A Business-Like PredictionApril 2, 2012
By Andrew Miller, Media Relations Director
Let’s pretend you’ve stumbled upon some extra coin and you have the opportunity to invest in one of two blue-chip companies:
- The first company has a rich tradition dating back over a century. The company was founded by the same man who created the very industry in which it still competes. The CEO is a principled man who has restored the company’s profile as an industry leader after several years of lackluster performance. The CEO is known for recruiting potential and developing talent to produce future leaders through his respected managerial style and skills training.
- The second company, equally rich in history, has taken an innovative, though controversial approach to reclaiming its position as an industry leader. The CEO, with die-hard dedication to teaching fundamentals, has made his mark by recruiting top-tier talent who are able to produce at an elite level from the moment they arrive. These prodigies overachieve and quickly work their way up to bigger and better opportunities elsewhere, forcing the CEO to replenish his talent with a new crop. It’s a cycle that’s left many industry purists raising their eyebrows.

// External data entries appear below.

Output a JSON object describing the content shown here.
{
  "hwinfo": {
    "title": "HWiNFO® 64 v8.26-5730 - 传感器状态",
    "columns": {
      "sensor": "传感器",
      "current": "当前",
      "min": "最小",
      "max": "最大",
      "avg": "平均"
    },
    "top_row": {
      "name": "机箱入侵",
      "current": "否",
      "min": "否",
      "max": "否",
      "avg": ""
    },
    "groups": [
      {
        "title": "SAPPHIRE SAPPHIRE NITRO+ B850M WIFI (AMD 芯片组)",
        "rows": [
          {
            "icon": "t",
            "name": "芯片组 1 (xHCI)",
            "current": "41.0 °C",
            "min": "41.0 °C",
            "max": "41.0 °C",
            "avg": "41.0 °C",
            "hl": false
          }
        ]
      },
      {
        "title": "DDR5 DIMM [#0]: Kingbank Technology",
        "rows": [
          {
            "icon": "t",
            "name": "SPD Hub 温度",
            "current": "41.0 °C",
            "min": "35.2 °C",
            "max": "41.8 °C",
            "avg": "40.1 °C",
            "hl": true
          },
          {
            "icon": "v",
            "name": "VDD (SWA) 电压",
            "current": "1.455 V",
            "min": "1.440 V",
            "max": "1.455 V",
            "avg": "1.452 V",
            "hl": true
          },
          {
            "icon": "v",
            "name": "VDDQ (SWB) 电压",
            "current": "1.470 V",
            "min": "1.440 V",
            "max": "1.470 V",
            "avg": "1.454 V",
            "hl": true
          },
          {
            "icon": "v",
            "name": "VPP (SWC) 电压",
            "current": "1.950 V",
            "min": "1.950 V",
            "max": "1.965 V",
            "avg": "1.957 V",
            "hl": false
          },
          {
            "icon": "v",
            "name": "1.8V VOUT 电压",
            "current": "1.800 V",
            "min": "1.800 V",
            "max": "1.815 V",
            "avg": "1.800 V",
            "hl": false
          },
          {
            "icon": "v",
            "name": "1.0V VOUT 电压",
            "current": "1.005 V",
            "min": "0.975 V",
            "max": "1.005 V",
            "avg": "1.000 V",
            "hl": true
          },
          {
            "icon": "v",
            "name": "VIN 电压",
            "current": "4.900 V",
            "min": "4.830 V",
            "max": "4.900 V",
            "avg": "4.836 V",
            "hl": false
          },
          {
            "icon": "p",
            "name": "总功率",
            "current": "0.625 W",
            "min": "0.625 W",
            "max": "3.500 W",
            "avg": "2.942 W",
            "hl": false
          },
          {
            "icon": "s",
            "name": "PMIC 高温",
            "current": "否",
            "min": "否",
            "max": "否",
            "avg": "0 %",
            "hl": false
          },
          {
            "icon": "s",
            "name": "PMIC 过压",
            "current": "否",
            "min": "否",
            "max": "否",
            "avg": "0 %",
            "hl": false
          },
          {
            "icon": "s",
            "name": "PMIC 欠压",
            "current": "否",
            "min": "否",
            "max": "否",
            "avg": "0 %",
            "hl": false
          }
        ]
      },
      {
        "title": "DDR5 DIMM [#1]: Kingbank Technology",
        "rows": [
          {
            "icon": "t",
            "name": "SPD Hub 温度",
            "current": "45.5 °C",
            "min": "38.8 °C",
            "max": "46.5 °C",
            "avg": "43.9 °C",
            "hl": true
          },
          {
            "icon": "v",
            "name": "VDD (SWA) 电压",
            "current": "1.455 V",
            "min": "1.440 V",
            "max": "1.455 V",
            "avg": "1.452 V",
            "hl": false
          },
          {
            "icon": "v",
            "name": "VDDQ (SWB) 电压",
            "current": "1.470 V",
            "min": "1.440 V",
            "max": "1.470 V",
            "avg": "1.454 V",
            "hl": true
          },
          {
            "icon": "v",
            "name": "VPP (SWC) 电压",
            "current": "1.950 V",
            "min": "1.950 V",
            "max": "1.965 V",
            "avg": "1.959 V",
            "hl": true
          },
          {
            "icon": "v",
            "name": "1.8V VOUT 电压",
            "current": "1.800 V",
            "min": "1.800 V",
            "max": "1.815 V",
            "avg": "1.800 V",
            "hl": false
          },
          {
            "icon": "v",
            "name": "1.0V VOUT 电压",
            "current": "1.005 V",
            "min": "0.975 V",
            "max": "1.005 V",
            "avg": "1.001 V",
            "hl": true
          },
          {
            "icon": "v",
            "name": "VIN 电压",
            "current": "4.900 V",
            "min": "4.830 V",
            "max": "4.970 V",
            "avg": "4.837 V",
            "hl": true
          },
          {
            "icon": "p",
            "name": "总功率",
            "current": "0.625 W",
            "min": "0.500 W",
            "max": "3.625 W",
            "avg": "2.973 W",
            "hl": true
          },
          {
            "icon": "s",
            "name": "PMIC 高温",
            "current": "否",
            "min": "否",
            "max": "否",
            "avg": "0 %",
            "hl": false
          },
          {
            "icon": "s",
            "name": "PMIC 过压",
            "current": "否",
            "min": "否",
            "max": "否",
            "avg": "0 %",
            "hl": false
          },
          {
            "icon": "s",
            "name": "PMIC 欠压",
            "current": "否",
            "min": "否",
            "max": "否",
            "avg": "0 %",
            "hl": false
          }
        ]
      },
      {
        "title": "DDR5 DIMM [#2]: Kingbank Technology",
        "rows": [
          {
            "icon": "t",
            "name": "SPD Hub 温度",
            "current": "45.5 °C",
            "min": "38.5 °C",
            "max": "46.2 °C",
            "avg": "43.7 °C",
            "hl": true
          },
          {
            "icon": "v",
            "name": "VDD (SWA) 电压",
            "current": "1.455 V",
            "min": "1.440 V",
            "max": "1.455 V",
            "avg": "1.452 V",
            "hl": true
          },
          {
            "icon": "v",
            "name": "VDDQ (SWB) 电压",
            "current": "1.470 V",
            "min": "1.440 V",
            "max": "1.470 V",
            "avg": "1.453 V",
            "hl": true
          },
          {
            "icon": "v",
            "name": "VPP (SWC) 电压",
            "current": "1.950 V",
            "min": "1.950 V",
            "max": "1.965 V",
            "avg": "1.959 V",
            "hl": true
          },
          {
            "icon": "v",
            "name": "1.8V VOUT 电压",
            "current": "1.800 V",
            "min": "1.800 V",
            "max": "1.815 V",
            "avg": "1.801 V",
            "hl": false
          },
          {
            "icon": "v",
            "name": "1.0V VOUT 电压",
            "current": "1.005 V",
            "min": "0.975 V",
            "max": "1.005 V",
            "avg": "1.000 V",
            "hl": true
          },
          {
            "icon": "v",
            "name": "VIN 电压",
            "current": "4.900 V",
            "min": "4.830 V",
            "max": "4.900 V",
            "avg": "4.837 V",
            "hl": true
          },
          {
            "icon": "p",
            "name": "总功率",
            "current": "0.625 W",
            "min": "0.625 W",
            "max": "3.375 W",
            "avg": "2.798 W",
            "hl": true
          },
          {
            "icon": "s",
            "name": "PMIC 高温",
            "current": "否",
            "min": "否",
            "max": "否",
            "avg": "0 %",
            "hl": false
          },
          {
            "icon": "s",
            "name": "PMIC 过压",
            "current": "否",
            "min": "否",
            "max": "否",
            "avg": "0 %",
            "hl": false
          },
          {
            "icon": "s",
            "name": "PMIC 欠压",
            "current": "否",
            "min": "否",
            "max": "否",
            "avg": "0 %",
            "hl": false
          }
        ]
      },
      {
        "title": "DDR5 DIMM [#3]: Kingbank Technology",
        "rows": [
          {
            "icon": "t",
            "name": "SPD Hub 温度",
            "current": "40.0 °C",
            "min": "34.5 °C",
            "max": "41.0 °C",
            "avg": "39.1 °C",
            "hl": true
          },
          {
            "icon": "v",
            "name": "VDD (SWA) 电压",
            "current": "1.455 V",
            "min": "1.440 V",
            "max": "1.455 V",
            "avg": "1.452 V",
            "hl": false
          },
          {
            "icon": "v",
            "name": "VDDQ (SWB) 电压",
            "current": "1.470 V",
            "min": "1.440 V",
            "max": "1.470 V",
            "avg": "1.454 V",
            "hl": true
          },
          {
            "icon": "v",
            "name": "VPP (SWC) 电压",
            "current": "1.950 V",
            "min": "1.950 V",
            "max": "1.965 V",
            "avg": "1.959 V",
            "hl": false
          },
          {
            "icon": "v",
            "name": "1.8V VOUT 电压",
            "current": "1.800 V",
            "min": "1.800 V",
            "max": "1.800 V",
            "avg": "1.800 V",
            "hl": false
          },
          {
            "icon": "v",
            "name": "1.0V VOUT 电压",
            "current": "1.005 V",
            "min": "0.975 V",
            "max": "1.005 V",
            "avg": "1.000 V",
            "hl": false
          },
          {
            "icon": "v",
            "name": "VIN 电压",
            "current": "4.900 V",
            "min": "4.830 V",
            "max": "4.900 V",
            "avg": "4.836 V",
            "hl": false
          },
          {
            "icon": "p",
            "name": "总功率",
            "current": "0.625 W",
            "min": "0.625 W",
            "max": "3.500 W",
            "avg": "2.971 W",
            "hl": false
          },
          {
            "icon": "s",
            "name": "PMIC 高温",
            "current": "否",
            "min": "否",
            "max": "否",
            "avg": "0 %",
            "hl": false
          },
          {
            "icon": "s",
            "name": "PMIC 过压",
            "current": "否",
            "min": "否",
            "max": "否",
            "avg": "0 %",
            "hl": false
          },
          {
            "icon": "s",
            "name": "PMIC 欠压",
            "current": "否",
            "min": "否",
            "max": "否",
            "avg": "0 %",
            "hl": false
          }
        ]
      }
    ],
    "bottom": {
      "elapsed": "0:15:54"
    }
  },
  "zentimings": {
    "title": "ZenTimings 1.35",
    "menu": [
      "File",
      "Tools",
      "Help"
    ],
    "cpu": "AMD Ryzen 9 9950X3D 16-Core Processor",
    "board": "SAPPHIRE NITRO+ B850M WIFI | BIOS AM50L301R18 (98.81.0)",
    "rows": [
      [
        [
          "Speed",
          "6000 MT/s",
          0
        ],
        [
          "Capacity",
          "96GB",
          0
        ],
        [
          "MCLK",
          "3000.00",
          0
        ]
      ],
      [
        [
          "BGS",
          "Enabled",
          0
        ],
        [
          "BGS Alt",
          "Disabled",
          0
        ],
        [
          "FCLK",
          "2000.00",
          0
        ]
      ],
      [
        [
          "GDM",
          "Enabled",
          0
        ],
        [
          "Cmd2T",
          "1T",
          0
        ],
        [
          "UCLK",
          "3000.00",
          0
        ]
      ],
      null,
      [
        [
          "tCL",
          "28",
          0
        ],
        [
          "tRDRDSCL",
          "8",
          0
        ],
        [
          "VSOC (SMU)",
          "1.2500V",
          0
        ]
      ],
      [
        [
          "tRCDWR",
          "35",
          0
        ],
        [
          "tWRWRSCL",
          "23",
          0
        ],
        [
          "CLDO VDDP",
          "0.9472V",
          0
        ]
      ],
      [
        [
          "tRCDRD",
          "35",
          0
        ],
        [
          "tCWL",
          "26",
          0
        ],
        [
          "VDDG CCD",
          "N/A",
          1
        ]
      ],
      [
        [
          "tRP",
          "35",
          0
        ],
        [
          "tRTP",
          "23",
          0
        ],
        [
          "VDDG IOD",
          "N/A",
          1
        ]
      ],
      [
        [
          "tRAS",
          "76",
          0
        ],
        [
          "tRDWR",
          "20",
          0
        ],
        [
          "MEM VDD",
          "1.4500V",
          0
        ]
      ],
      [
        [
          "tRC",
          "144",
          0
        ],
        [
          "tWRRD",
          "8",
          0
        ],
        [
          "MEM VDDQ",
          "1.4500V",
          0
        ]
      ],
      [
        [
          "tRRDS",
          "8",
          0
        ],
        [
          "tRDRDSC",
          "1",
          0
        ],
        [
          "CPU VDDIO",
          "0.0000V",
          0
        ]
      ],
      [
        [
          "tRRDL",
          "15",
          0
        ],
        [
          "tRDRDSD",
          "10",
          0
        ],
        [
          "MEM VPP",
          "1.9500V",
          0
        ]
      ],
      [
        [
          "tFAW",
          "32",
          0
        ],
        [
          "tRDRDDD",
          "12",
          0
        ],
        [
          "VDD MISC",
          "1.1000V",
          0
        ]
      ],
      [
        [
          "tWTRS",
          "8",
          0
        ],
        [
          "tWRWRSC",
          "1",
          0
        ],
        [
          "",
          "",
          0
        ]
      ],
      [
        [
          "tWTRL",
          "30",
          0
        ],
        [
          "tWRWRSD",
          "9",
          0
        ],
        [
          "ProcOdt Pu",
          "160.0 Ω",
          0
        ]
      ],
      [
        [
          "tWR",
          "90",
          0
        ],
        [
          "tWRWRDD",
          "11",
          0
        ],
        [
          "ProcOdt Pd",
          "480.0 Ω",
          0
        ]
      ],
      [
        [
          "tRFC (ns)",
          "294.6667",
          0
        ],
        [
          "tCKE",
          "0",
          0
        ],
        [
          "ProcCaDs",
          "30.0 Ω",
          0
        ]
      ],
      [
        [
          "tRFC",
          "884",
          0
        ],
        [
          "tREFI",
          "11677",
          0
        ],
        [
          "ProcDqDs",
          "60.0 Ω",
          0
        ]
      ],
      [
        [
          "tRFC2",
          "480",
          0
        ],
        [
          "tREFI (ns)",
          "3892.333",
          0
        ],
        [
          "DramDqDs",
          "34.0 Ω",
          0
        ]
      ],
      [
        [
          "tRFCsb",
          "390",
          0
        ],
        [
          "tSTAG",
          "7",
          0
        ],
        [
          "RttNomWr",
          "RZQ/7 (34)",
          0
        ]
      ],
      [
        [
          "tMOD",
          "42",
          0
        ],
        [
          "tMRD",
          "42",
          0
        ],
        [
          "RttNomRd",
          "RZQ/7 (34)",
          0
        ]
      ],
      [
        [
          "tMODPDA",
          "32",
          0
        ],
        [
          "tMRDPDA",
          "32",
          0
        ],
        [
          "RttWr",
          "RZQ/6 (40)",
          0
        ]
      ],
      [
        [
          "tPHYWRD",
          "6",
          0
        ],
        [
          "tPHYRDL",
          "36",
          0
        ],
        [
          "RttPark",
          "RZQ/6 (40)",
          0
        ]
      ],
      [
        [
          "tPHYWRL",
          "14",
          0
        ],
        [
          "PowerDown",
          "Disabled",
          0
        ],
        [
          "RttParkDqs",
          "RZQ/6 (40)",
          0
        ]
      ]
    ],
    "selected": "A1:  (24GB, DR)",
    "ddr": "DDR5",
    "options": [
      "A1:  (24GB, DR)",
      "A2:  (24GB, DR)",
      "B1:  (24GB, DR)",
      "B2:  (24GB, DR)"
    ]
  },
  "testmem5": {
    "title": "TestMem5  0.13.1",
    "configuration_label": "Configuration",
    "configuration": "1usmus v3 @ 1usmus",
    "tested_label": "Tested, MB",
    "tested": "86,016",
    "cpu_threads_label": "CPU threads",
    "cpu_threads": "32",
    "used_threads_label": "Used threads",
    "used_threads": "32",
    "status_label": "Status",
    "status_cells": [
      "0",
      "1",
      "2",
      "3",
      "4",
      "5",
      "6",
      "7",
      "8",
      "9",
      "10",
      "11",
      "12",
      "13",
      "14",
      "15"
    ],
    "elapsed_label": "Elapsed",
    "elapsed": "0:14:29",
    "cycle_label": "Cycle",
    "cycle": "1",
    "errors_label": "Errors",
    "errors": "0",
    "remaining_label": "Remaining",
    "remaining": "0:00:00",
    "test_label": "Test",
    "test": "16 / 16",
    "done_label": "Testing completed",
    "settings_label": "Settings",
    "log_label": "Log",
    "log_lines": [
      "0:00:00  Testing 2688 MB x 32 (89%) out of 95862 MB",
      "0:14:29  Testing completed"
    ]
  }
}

Of course, I’m not really writing about investing. I’m writing about tonight’s NCAA men’s college basketball national championship between Kansas and Kentucky. Portraying the two teams as businesses illustrates exactly why I am choosing Kansas, the first company described above. I happen to believe in their principled approach to success, which is built on patience, leadership and loyalty. If Kansas was a business, you would be impressed by its performance on the basis it felt earned, not owed. Kansas will not win because it is the most talented team, but rather, it is the most developed team.
Aside from its coach, Kentucky is a school without an identity as so many players come and go after six months in the blue Wildcats uniform. I believe that kind of annual turnover can put a team at a deficit in times of great adversity. (e.g. The closing minutes in a tight national championship game.)
Kansas, a team that’s been several years in the making, starts five upperclassmen. Kentucky starts five underclassmen, and each is expected to declare for the NBA Draft within weeks of tonight’s game. How can you expect your team to be all in when they already have one foot out of the door?
I say Kansas 71, Kentucky 67.
Your bracket might be busted just like mine, but I’m curious, who do you have tonight and why?